YOUR TASK: Below are the records. Gather each line that holds "icon".

INFORMATION PROVIDED:
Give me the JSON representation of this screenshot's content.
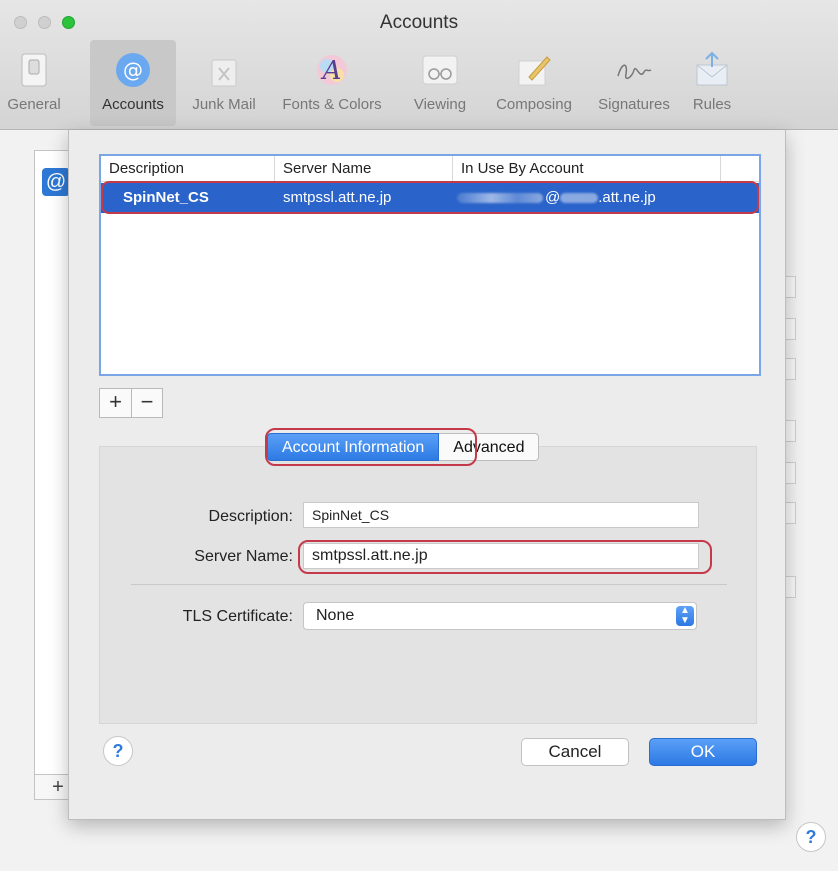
{
  "window": {
    "title": "Accounts"
  },
  "toolbar": {
    "items": [
      {
        "label": "General",
        "icon": "general-switch-icon"
      },
      {
        "label": "Accounts",
        "icon": "at-sign-icon",
        "selected": true
      },
      {
        "label": "Junk Mail",
        "icon": "junk-mail-icon"
      },
      {
        "label": "Fonts & Colors",
        "icon": "fonts-colors-icon"
      },
      {
        "label": "Viewing",
        "icon": "glasses-icon"
      },
      {
        "label": "Composing",
        "icon": "pencil-icon"
      },
      {
        "label": "Signatures",
        "icon": "signature-icon"
      },
      {
        "label": "Rules",
        "icon": "rules-envelope-icon"
      }
    ]
  },
  "sheet": {
    "table": {
      "headers": [
        "Description",
        "Server Name",
        "In Use By Account"
      ],
      "rows": [
        {
          "description": "SpinNet_CS",
          "server": "smtpssl.att.ne.jp",
          "account": ".att.ne.jp",
          "account_at": "@"
        }
      ]
    },
    "add_label": "+",
    "remove_label": "−",
    "tabs": {
      "account_info": "Account Information",
      "advanced": "Advanced"
    },
    "form": {
      "description_label": "Description:",
      "description_value": "SpinNet_CS",
      "server_label": "Server Name:",
      "server_value": "smtpssl.att.ne.jp",
      "tls_label": "TLS Certificate:",
      "tls_value": "None"
    },
    "help_label": "?",
    "cancel_label": "Cancel",
    "ok_label": "OK"
  },
  "background": {
    "at_label": "@",
    "plus_label": "+",
    "help_label": "?"
  },
  "colors": {
    "selection": "#2a63c9",
    "accent": "#2d7ae4",
    "annotation": "#c43a4a"
  }
}
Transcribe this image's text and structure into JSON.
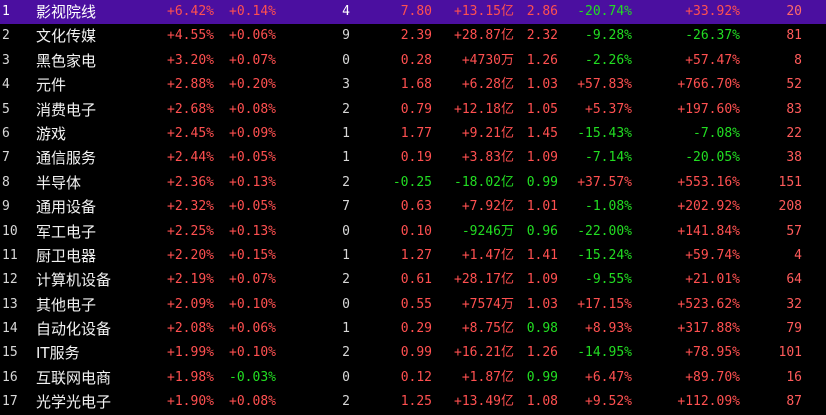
{
  "colors": {
    "background": "#000000",
    "up": "#ff5050",
    "down": "#22dd22",
    "selected_row": "#4b0fa0"
  },
  "rows": [
    {
      "idx": "1",
      "name": "影视院线",
      "c3": "+6.42%",
      "c4": "+0.14%",
      "c5": "4",
      "c6": "7.80",
      "c7": "+13.15亿",
      "c8": "2.86",
      "c9": "-20.74%",
      "c10": "+33.92%",
      "c11": "20",
      "selected": true,
      "colors": {
        "c3": "red",
        "c4": "red",
        "c6": "red",
        "c7": "red",
        "c8": "red",
        "c9": "green",
        "c10": "red"
      }
    },
    {
      "idx": "2",
      "name": "文化传媒",
      "c3": "+4.55%",
      "c4": "+0.06%",
      "c5": "9",
      "c6": "2.39",
      "c7": "+28.87亿",
      "c8": "2.32",
      "c9": "-9.28%",
      "c10": "-26.37%",
      "c11": "81",
      "colors": {
        "c3": "red",
        "c4": "red",
        "c6": "red",
        "c7": "red",
        "c8": "red",
        "c9": "green",
        "c10": "green"
      }
    },
    {
      "idx": "3",
      "name": "黑色家电",
      "c3": "+3.20%",
      "c4": "+0.07%",
      "c5": "0",
      "c6": "0.28",
      "c7": "+4730万",
      "c8": "1.26",
      "c9": "-2.26%",
      "c10": "+57.47%",
      "c11": "8",
      "colors": {
        "c3": "red",
        "c4": "red",
        "c6": "red",
        "c7": "red",
        "c8": "red",
        "c9": "green",
        "c10": "red"
      }
    },
    {
      "idx": "4",
      "name": "元件",
      "c3": "+2.88%",
      "c4": "+0.20%",
      "c5": "3",
      "c6": "1.68",
      "c7": "+6.28亿",
      "c8": "1.03",
      "c9": "+57.83%",
      "c10": "+766.70%",
      "c11": "52",
      "colors": {
        "c3": "red",
        "c4": "red",
        "c6": "red",
        "c7": "red",
        "c8": "red",
        "c9": "red",
        "c10": "red"
      }
    },
    {
      "idx": "5",
      "name": "消费电子",
      "c3": "+2.68%",
      "c4": "+0.08%",
      "c5": "2",
      "c6": "0.79",
      "c7": "+12.18亿",
      "c8": "1.05",
      "c9": "+5.37%",
      "c10": "+197.60%",
      "c11": "83",
      "colors": {
        "c3": "red",
        "c4": "red",
        "c6": "red",
        "c7": "red",
        "c8": "red",
        "c9": "red",
        "c10": "red"
      }
    },
    {
      "idx": "6",
      "name": "游戏",
      "c3": "+2.45%",
      "c4": "+0.09%",
      "c5": "1",
      "c6": "1.77",
      "c7": "+9.21亿",
      "c8": "1.45",
      "c9": "-15.43%",
      "c10": "-7.08%",
      "c11": "22",
      "colors": {
        "c3": "red",
        "c4": "red",
        "c6": "red",
        "c7": "red",
        "c8": "red",
        "c9": "green",
        "c10": "green"
      }
    },
    {
      "idx": "7",
      "name": "通信服务",
      "c3": "+2.44%",
      "c4": "+0.05%",
      "c5": "1",
      "c6": "0.19",
      "c7": "+3.83亿",
      "c8": "1.09",
      "c9": "-7.14%",
      "c10": "-20.05%",
      "c11": "38",
      "colors": {
        "c3": "red",
        "c4": "red",
        "c6": "red",
        "c7": "red",
        "c8": "red",
        "c9": "green",
        "c10": "green"
      }
    },
    {
      "idx": "8",
      "name": "半导体",
      "c3": "+2.36%",
      "c4": "+0.13%",
      "c5": "2",
      "c6": "-0.25",
      "c7": "-18.02亿",
      "c8": "0.99",
      "c9": "+37.57%",
      "c10": "+553.16%",
      "c11": "151",
      "colors": {
        "c3": "red",
        "c4": "red",
        "c6": "green",
        "c7": "green",
        "c8": "green",
        "c9": "red",
        "c10": "red"
      }
    },
    {
      "idx": "9",
      "name": "通用设备",
      "c3": "+2.32%",
      "c4": "+0.05%",
      "c5": "7",
      "c6": "0.63",
      "c7": "+7.92亿",
      "c8": "1.01",
      "c9": "-1.08%",
      "c10": "+202.92%",
      "c11": "208",
      "colors": {
        "c3": "red",
        "c4": "red",
        "c6": "red",
        "c7": "red",
        "c8": "red",
        "c9": "green",
        "c10": "red"
      }
    },
    {
      "idx": "10",
      "name": "军工电子",
      "c3": "+2.25%",
      "c4": "+0.13%",
      "c5": "0",
      "c6": "0.10",
      "c7": "-9246万",
      "c8": "0.96",
      "c9": "-22.00%",
      "c10": "+141.84%",
      "c11": "57",
      "colors": {
        "c3": "red",
        "c4": "red",
        "c6": "red",
        "c7": "green",
        "c8": "green",
        "c9": "green",
        "c10": "red"
      }
    },
    {
      "idx": "11",
      "name": "厨卫电器",
      "c3": "+2.20%",
      "c4": "+0.15%",
      "c5": "1",
      "c6": "1.27",
      "c7": "+1.47亿",
      "c8": "1.41",
      "c9": "-15.24%",
      "c10": "+59.74%",
      "c11": "4",
      "colors": {
        "c3": "red",
        "c4": "red",
        "c6": "red",
        "c7": "red",
        "c8": "red",
        "c9": "green",
        "c10": "red"
      }
    },
    {
      "idx": "12",
      "name": "计算机设备",
      "c3": "+2.19%",
      "c4": "+0.07%",
      "c5": "2",
      "c6": "0.61",
      "c7": "+28.17亿",
      "c8": "1.09",
      "c9": "-9.55%",
      "c10": "+21.01%",
      "c11": "64",
      "colors": {
        "c3": "red",
        "c4": "red",
        "c6": "red",
        "c7": "red",
        "c8": "red",
        "c9": "green",
        "c10": "red"
      }
    },
    {
      "idx": "13",
      "name": "其他电子",
      "c3": "+2.09%",
      "c4": "+0.10%",
      "c5": "0",
      "c6": "0.55",
      "c7": "+7574万",
      "c8": "1.03",
      "c9": "+17.15%",
      "c10": "+523.62%",
      "c11": "32",
      "colors": {
        "c3": "red",
        "c4": "red",
        "c6": "red",
        "c7": "red",
        "c8": "red",
        "c9": "red",
        "c10": "red"
      }
    },
    {
      "idx": "14",
      "name": "自动化设备",
      "c3": "+2.08%",
      "c4": "+0.06%",
      "c5": "1",
      "c6": "0.29",
      "c7": "+8.75亿",
      "c8": "0.98",
      "c9": "+8.93%",
      "c10": "+317.88%",
      "c11": "79",
      "colors": {
        "c3": "red",
        "c4": "red",
        "c6": "red",
        "c7": "red",
        "c8": "green",
        "c9": "red",
        "c10": "red"
      }
    },
    {
      "idx": "15",
      "name": "IT服务",
      "c3": "+1.99%",
      "c4": "+0.10%",
      "c5": "2",
      "c6": "0.99",
      "c7": "+16.21亿",
      "c8": "1.26",
      "c9": "-14.95%",
      "c10": "+78.95%",
      "c11": "101",
      "colors": {
        "c3": "red",
        "c4": "red",
        "c6": "red",
        "c7": "red",
        "c8": "red",
        "c9": "green",
        "c10": "red"
      }
    },
    {
      "idx": "16",
      "name": "互联网电商",
      "c3": "+1.98%",
      "c4": "-0.03%",
      "c5": "0",
      "c6": "0.12",
      "c7": "+1.87亿",
      "c8": "0.99",
      "c9": "+6.47%",
      "c10": "+89.70%",
      "c11": "16",
      "colors": {
        "c3": "red",
        "c4": "green",
        "c6": "red",
        "c7": "red",
        "c8": "green",
        "c9": "red",
        "c10": "red"
      }
    },
    {
      "idx": "17",
      "name": "光学光电子",
      "c3": "+1.90%",
      "c4": "+0.08%",
      "c5": "2",
      "c6": "1.25",
      "c7": "+13.49亿",
      "c8": "1.08",
      "c9": "+9.52%",
      "c10": "+112.09%",
      "c11": "87",
      "colors": {
        "c3": "red",
        "c4": "red",
        "c6": "red",
        "c7": "red",
        "c8": "red",
        "c9": "red",
        "c10": "red"
      }
    }
  ]
}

RESULT:
        "icon": "general-switch-icon"
        "icon": "at-sign-icon",
        "icon": "junk-mail-icon"
        "icon": "fonts-colors-icon"
        "icon": "glasses-icon"
        "icon": "pencil-icon"
        "icon": "signature-icon"
        "icon": "rules-envelope-icon"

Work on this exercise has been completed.